Callous Hackers Breach Cancer Center Exposing Details Of 827K Patients

City of Hope Helford sign in front of a blue sky with light cloud cover.
Contrary to what some may think, hackers can have scruples and, in some cases, honorable intentions—it's kind of the whole idea behind white hat hacking and events like Pwn2Own. But then there are the kind who wouldn't think twice about breaching a cancer center and swipe personal details of hundreds of thousands of patients. You can guess which one we're writing about here.

City of Hope, a non-profit clinical research facility, hospital, and cancer treatment center posted a notice disclosing a data breach in which a third party infiltrated its servers and stole a bunch of data, the extent of which varies by individual.

"On or about October 13, 2023, City of Hope became aware of suspicious activity on a subset of its systems and immediately instituted mitigation measures to minimize any disruption to its operations. City of Hope launched an investigation into the nature and scope of the incident with the assistance of a leading cybersecurity firm, which determined that an unauthorized third party accessed a subset of our systems and obtained copies of some files between September 19, 2023 and October 12, 2023," the security notice states.

It's not unusual for a company to hold off disclosing a security breach while it investigates the extent of the hack. In this case, City of Hope says the investigation remains ongoing, but has confirmed that the stolen data may contain names, contact information (such as phone numbers and email addresses), dates of birth. social security numbers, driver's license or other government IDs, financial details (such as bank account numbers and/or credit card info), health insurance information, medical records, medical histories and conditions, and other unique identifiers.

That all amounts to a treasure trove of illegally-obtained data. While not stated in the security notice, according to a disclosure submitted to the Office of the Maine Attorney General, the number of patients impacted by the data breach stands at 827,149.

"Upon discovery of this incident, City of Hope immediately instituted mitigation measures.
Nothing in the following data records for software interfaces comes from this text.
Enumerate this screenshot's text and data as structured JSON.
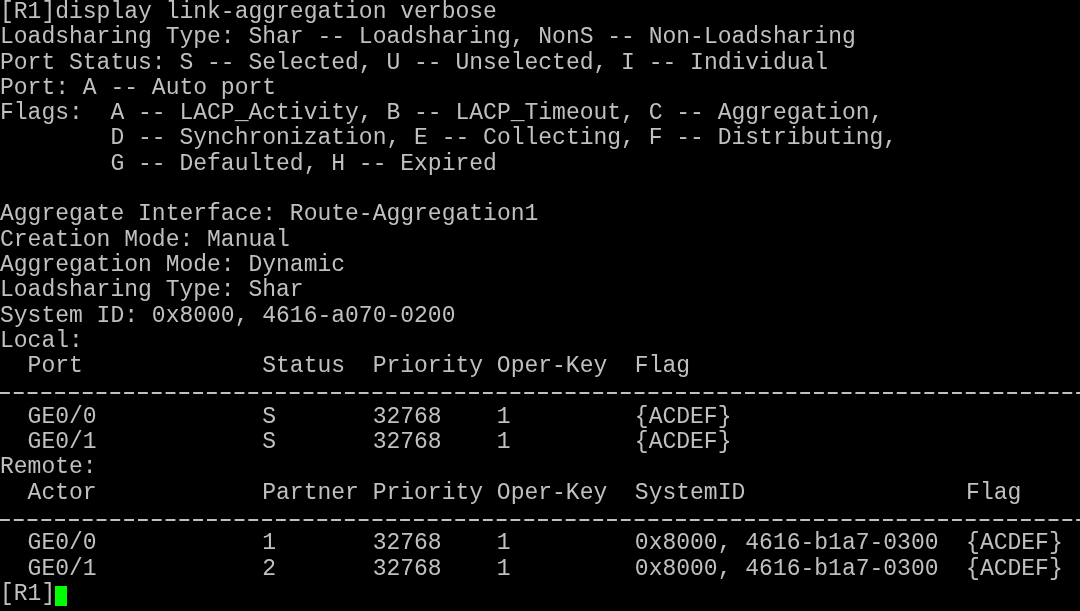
{
  "terminal": {
    "blocks": [
      {
        "kind": "line",
        "text": "[R1]display link-aggregation verbose"
      },
      {
        "kind": "line",
        "text": "Loadsharing Type: Shar -- Loadsharing, NonS -- Non-Loadsharing"
      },
      {
        "kind": "line",
        "text": "Port Status: S -- Selected, U -- Unselected, I -- Individual"
      },
      {
        "kind": "line",
        "text": "Port: A -- Auto port"
      },
      {
        "kind": "line",
        "text": "Flags:  A -- LACP_Activity, B -- LACP_Timeout, C -- Aggregation,"
      },
      {
        "kind": "line",
        "text": "        D -- Synchronization, E -- Collecting, F -- Distributing,"
      },
      {
        "kind": "line",
        "text": "        G -- Defaulted, H -- Expired"
      },
      {
        "kind": "blank"
      },
      {
        "kind": "line",
        "text": "Aggregate Interface: Route-Aggregation1"
      },
      {
        "kind": "line",
        "text": "Creation Mode: Manual"
      },
      {
        "kind": "line",
        "text": "Aggregation Mode: Dynamic"
      },
      {
        "kind": "line",
        "text": "Loadsharing Type: Shar"
      },
      {
        "kind": "line",
        "text": "System ID: 0x8000, 4616-a070-0200"
      },
      {
        "kind": "line",
        "text": "Local:"
      },
      {
        "kind": "table",
        "columns": [
          "Port",
          "Status",
          "Priority",
          "Oper-Key",
          "Flag"
        ],
        "rows": [
          [
            "GE0/0",
            "S",
            "32768",
            "1",
            "{ACDEF}"
          ],
          [
            "GE0/1",
            "S",
            "32768",
            "1",
            "{ACDEF}"
          ]
        ]
      },
      {
        "kind": "line",
        "text": "Remote:"
      },
      {
        "kind": "table",
        "columns": [
          "Actor",
          "Partner",
          "Priority",
          "Oper-Key",
          "SystemID",
          "Flag"
        ],
        "rows": [
          [
            "GE0/0",
            "1",
            "32768",
            "1",
            "0x8000, 4616-b1a7-0300",
            "{ACDEF}"
          ],
          [
            "GE0/1",
            "2",
            "32768",
            "1",
            "0x8000, 4616-b1a7-0300",
            "{ACDEF}"
          ]
        ]
      },
      {
        "kind": "prompt",
        "text": "[R1]"
      }
    ]
  }
}
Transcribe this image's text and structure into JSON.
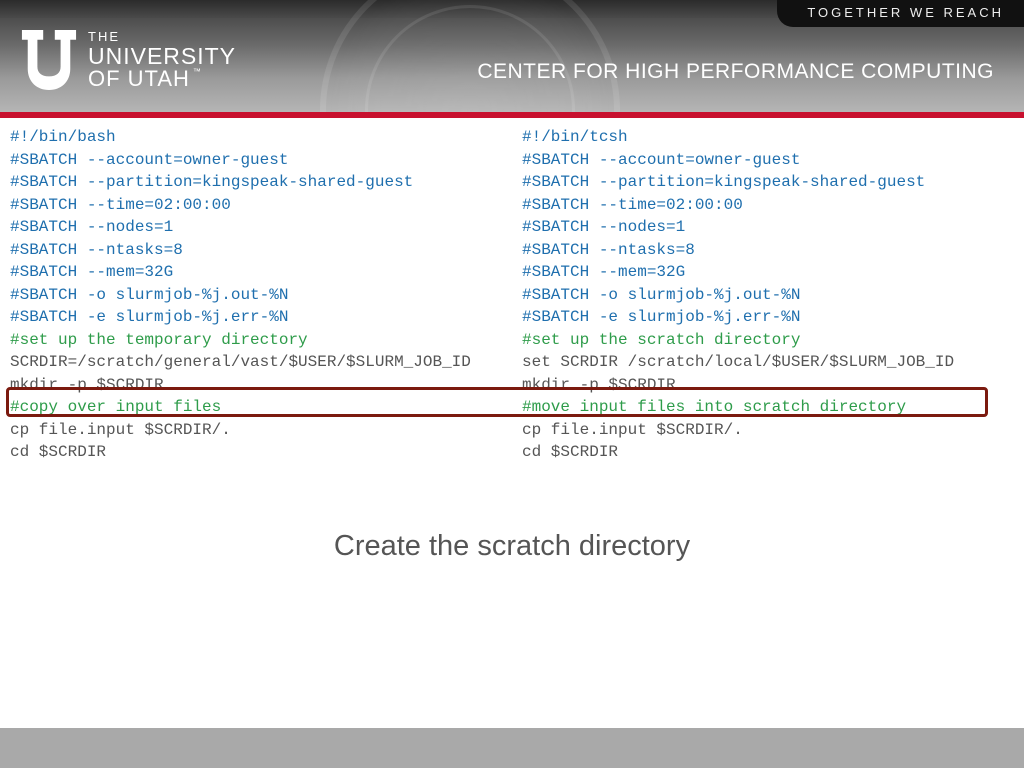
{
  "header": {
    "tagline": "TOGETHER WE REACH",
    "logo_the": "THE",
    "logo_name": "UNIVERSITY",
    "logo_of": "OF UTAH",
    "logo_tm": "™",
    "center_title": "CENTER FOR HIGH PERFORMANCE COMPUTING"
  },
  "left": {
    "l1": "#!/bin/bash",
    "l2": "#SBATCH --account=owner-guest",
    "l3": "#SBATCH --partition=kingspeak-shared-guest",
    "l4": "#SBATCH --time=02:00:00",
    "l5": "#SBATCH --nodes=1",
    "l6": "#SBATCH --ntasks=8",
    "l7": "#SBATCH --mem=32G",
    "l8": "#SBATCH -o slurmjob-%j.out-%N",
    "l9": "#SBATCH -e slurmjob-%j.err-%N",
    "l10": "#set up the temporary directory",
    "l11": "SCRDIR=/scratch/general/vast/$USER/$SLURM_JOB_ID",
    "l12": "mkdir -p $SCRDIR",
    "l13": "#copy over input files",
    "l14": "cp file.input $SCRDIR/.",
    "l15": "cd $SCRDIR"
  },
  "right": {
    "l1": "#!/bin/tcsh",
    "l2": "#SBATCH --account=owner-guest",
    "l3": "#SBATCH --partition=kingspeak-shared-guest",
    "l4": "#SBATCH --time=02:00:00",
    "l5": "#SBATCH --nodes=1",
    "l6": "#SBATCH --ntasks=8",
    "l7": "#SBATCH --mem=32G",
    "l8": "#SBATCH -o slurmjob-%j.out-%N",
    "l9": "#SBATCH -e slurmjob-%j.err-%N",
    "l10": "#set up the scratch directory",
    "l11": "set SCRDIR /scratch/local/$USER/$SLURM_JOB_ID",
    "l12": "mkdir -p $SCRDIR",
    "l13": "#move input files into scratch directory",
    "l14": "cp file.input $SCRDIR/.",
    "l15": "cd $SCRDIR"
  },
  "caption": "Create the scratch directory"
}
We then promptly implemented additional and enhanced safeguards and enlisted the support of a leading cybersecurity firm to enhance the security of our network, systems, and data. We also launched a comprehensive investigation, identified individuals affected, reported the incident to law enforcement, and notified regulatory bodies," City of Hope added.

Hitting a cancer center feels like a new low for black hat hackers, though unfortunately it's not. Several years ago, hackers infiltrated the Epilepsy Foundation and sent images of seizure-inducing flashing strobe lights to its social media followers

City of Hope said it is providing identity monitoring services for two years for no cost to those who are impacted by the data breach.

Top image courtesy of City of Hope